“Denying collaboration because of your self worth like I did is not healthy,” Jordana asserts, “I’ve learned to trust other people and not keep it all to myself. I would have missed out on some really, really crazy ideas. Things would probably not be as sick as they are now if I didn’t go to somebody else.”
After all, if she had to do it all alone, she certainly would not have had the chance to be the supporting act for artists such as TV Girl, Wallows and Remi Wolf. Jordana has done an excellent job of stirring up crowds before the headliners take the stage, pumping out energy with her flowing tresses of sound and bright vocal stylings.
A favorite tour memory for Jordana was opening for TV Girl in Salt Lake City last year: “I have a little Gumby toy that I take on tour, and I could see […] somebody in the audience holding up their own Gumby. I was like ‘Oh my god, we both have our Gumbys!’ It was amazing.”
Aside from bonding with audience members over a shared enjoyment of the bendy green action figure, Jordana wants to use her voice to inspire fellow artists to: “Do what you want to do.” Artistic integrity is of the utmost importance when it comes to the industry today. “Don’t listen to anybody else,” she urges, “You know your vision. […] Just fucking do what you want. Your originality is the thing that people are craving. People want that shit—they don’t want copycats.”
With her Gumby in hand, Jordana is an unstoppable force of originality and authenticity. What you see is what you get—and in this case, it’s a down-to-earth gal who can kill it on guitar and make you laugh and cry at the same time—what more could you ask for?
You can catch Jordana in action on June 5, when she comes to Boston’s Cafe 939 on her headlining tour.
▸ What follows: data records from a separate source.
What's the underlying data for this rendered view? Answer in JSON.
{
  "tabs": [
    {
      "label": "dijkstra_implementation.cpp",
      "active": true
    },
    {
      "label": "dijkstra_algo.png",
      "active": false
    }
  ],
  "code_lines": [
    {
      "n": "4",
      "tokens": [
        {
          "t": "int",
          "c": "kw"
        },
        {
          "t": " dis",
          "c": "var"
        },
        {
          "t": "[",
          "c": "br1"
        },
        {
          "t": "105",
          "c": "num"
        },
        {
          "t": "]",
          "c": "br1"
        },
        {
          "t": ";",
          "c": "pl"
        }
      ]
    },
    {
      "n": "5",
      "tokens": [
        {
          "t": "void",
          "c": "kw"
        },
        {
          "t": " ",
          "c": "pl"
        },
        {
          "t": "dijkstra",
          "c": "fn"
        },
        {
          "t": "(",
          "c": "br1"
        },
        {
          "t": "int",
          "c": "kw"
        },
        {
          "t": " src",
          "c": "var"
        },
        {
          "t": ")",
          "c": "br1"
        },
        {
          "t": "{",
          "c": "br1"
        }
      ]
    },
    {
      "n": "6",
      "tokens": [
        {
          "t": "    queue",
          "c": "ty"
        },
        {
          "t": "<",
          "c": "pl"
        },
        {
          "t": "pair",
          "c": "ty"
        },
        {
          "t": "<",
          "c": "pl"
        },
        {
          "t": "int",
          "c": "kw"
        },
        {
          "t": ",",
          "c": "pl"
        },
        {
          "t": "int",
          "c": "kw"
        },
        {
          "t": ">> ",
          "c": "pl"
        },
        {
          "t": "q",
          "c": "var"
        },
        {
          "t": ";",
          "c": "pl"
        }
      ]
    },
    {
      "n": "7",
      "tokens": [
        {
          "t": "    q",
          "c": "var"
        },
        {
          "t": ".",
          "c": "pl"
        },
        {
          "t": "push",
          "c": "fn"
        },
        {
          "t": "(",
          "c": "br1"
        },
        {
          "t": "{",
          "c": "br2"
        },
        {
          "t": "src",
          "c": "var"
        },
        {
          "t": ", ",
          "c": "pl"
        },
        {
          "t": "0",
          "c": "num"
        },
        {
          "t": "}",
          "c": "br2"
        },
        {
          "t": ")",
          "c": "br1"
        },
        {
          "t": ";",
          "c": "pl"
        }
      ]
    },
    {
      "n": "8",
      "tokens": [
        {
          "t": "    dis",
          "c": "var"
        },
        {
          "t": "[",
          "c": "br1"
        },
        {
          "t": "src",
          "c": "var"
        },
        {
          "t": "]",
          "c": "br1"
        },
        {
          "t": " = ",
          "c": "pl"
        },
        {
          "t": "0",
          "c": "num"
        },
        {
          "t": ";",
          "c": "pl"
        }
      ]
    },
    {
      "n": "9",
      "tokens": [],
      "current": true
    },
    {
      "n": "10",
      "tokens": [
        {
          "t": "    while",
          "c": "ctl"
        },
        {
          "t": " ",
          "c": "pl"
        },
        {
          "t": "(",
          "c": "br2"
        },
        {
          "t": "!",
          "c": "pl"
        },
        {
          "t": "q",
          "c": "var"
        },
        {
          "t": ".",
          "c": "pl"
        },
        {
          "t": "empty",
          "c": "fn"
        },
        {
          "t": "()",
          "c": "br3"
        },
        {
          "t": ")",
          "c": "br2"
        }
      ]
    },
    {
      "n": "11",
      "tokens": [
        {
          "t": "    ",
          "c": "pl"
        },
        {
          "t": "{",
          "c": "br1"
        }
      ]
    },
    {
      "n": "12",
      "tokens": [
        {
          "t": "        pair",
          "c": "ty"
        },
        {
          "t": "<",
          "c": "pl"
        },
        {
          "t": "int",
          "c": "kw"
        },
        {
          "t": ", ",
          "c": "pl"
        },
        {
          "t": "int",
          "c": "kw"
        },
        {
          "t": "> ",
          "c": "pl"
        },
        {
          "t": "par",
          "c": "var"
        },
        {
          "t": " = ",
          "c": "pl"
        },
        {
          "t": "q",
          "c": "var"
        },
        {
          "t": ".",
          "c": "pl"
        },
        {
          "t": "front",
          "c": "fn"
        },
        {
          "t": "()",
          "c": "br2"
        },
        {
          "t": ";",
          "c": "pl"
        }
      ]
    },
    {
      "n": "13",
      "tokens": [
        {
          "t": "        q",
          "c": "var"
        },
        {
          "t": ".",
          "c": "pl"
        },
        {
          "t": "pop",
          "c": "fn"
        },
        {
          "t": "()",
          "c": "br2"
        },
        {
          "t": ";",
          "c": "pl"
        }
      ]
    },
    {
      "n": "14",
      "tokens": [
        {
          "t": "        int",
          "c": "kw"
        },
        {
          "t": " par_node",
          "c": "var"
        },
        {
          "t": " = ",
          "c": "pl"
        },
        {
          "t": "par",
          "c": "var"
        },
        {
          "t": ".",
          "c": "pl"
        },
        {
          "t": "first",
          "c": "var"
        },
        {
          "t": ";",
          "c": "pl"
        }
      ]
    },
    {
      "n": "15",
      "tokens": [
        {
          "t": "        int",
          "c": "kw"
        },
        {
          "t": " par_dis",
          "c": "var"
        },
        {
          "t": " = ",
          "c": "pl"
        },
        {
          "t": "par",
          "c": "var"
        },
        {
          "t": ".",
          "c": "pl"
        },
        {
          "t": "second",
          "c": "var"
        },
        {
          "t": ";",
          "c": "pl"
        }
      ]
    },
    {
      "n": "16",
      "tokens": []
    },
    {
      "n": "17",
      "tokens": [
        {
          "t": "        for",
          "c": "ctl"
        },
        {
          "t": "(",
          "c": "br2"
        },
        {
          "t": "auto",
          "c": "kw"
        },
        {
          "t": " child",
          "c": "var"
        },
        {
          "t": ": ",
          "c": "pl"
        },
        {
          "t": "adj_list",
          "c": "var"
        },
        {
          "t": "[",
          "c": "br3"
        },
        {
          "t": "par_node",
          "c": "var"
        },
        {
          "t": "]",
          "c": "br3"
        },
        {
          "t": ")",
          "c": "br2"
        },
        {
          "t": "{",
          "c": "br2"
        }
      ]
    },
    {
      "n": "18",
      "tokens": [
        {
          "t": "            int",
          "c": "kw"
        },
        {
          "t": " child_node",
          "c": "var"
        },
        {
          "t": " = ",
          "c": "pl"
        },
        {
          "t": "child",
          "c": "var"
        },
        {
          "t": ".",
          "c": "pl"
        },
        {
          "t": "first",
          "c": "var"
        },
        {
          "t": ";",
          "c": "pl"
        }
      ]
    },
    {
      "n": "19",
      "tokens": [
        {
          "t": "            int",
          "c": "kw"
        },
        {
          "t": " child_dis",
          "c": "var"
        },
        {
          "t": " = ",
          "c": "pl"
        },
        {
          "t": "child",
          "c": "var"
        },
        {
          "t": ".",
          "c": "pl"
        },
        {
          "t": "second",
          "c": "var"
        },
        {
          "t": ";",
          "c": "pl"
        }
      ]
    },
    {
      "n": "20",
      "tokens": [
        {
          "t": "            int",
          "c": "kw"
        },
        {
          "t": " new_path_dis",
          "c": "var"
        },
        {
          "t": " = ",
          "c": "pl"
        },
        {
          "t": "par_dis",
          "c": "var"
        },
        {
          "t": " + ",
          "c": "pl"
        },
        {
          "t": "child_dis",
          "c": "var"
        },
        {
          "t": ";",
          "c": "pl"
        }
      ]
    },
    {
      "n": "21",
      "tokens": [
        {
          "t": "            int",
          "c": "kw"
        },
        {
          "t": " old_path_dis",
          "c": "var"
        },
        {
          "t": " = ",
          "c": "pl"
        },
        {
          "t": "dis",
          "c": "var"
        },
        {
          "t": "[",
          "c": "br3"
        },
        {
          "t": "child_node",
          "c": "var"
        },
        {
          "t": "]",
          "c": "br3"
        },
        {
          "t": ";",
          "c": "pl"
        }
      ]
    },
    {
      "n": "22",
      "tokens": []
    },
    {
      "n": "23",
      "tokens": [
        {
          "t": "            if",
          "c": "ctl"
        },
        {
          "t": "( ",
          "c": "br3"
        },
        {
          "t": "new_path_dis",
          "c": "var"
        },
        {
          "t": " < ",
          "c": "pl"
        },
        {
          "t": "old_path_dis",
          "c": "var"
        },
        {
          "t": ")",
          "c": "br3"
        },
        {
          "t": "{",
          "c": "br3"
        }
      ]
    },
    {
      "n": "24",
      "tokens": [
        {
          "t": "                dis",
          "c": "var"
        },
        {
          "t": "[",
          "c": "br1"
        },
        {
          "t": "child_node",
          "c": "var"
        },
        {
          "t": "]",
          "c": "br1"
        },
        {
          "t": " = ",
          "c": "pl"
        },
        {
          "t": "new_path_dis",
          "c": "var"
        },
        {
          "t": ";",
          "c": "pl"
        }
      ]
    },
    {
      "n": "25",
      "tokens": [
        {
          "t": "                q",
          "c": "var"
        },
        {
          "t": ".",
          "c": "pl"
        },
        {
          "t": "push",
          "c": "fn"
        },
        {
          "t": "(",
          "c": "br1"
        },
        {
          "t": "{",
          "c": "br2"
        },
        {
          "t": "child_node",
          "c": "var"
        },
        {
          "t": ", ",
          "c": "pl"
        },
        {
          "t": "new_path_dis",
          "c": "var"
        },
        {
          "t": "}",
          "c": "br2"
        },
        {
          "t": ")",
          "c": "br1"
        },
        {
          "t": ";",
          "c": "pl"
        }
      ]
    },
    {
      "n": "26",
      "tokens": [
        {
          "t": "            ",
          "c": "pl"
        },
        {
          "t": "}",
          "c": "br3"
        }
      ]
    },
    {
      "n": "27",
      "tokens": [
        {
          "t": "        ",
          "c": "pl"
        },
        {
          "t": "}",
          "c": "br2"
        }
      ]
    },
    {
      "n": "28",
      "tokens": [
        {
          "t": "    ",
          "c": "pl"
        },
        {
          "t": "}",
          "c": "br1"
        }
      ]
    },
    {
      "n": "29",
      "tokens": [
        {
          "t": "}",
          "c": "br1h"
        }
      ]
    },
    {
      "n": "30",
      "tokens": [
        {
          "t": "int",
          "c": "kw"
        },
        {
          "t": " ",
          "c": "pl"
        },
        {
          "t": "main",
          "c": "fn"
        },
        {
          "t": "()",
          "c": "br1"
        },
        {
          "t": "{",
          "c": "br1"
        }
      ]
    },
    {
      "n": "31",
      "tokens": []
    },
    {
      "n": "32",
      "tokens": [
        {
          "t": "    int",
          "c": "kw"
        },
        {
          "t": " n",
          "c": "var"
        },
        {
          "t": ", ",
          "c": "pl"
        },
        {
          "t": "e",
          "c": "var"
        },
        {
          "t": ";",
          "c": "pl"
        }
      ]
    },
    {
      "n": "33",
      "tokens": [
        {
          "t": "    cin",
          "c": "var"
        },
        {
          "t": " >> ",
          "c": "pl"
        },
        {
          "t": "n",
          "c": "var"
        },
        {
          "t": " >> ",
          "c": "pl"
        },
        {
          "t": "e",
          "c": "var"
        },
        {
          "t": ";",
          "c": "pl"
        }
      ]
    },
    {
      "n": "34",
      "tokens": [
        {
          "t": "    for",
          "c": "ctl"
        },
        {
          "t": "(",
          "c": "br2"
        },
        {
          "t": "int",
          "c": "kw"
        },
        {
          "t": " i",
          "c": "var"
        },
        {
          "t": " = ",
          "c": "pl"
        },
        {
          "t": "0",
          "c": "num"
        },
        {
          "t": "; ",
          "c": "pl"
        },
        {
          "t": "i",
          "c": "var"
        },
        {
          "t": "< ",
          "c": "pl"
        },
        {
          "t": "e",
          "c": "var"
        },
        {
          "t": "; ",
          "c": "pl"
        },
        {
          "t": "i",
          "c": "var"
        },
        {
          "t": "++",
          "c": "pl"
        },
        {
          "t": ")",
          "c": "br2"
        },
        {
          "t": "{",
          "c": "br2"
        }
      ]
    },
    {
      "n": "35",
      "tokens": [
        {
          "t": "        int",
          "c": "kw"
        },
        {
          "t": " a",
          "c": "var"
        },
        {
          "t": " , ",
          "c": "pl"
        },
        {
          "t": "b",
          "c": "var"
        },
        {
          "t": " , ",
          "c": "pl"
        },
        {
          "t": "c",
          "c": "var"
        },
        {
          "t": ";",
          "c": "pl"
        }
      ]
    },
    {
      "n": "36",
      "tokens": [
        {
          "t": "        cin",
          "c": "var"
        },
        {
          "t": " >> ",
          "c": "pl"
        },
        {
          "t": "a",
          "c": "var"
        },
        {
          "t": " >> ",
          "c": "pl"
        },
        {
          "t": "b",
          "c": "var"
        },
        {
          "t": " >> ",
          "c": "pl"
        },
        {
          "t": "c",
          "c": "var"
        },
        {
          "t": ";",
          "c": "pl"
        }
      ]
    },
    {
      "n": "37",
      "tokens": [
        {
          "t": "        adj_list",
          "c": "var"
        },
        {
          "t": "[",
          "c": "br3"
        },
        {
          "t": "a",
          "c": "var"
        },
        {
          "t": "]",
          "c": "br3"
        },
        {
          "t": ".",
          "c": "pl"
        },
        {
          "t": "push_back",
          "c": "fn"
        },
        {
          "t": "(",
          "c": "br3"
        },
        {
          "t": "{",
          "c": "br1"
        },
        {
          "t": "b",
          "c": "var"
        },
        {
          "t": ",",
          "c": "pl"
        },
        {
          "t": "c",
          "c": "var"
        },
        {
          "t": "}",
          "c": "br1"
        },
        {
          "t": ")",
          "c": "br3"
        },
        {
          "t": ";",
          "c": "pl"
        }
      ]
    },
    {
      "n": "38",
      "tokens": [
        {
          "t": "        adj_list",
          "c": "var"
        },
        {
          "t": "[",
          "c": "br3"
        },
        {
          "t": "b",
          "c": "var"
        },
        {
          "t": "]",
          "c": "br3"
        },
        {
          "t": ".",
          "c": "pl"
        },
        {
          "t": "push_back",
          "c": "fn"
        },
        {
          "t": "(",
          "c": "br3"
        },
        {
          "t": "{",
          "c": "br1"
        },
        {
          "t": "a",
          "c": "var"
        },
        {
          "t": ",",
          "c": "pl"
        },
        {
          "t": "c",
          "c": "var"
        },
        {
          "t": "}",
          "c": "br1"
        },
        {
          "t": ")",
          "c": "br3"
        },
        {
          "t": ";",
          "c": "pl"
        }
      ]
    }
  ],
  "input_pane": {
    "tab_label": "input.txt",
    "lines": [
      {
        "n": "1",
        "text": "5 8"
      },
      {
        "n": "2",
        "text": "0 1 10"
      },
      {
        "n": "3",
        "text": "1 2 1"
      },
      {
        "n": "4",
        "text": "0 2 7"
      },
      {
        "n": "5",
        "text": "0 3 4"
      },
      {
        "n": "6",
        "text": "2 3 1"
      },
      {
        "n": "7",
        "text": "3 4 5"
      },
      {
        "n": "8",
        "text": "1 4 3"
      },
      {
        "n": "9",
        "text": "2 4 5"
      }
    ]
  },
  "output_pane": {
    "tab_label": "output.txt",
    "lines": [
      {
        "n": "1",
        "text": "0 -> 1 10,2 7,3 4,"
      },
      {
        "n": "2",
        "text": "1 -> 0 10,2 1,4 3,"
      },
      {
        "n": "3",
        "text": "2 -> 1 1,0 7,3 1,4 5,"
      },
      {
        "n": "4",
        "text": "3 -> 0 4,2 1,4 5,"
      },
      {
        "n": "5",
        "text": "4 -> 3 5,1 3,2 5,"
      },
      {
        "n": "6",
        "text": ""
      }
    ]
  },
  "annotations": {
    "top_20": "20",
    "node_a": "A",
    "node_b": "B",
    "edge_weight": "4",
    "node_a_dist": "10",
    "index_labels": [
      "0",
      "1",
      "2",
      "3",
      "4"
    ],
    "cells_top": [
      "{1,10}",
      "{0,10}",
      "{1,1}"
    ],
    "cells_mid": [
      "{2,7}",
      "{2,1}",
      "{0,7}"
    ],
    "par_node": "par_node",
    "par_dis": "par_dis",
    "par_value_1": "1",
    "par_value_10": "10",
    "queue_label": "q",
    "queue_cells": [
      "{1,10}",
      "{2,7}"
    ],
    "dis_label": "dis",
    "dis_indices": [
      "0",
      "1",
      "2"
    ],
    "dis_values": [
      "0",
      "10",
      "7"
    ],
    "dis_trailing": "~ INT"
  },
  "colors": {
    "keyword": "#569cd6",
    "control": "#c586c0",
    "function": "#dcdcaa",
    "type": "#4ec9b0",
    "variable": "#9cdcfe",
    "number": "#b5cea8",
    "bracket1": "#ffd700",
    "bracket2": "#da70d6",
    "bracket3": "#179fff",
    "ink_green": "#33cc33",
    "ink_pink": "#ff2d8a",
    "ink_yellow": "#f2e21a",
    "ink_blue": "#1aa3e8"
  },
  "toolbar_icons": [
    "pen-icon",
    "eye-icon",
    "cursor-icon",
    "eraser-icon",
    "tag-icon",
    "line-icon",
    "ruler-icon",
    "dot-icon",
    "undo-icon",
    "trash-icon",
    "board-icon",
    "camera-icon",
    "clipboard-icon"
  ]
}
In the meantime, make sure to stream Face the Wall on all streaming platforms!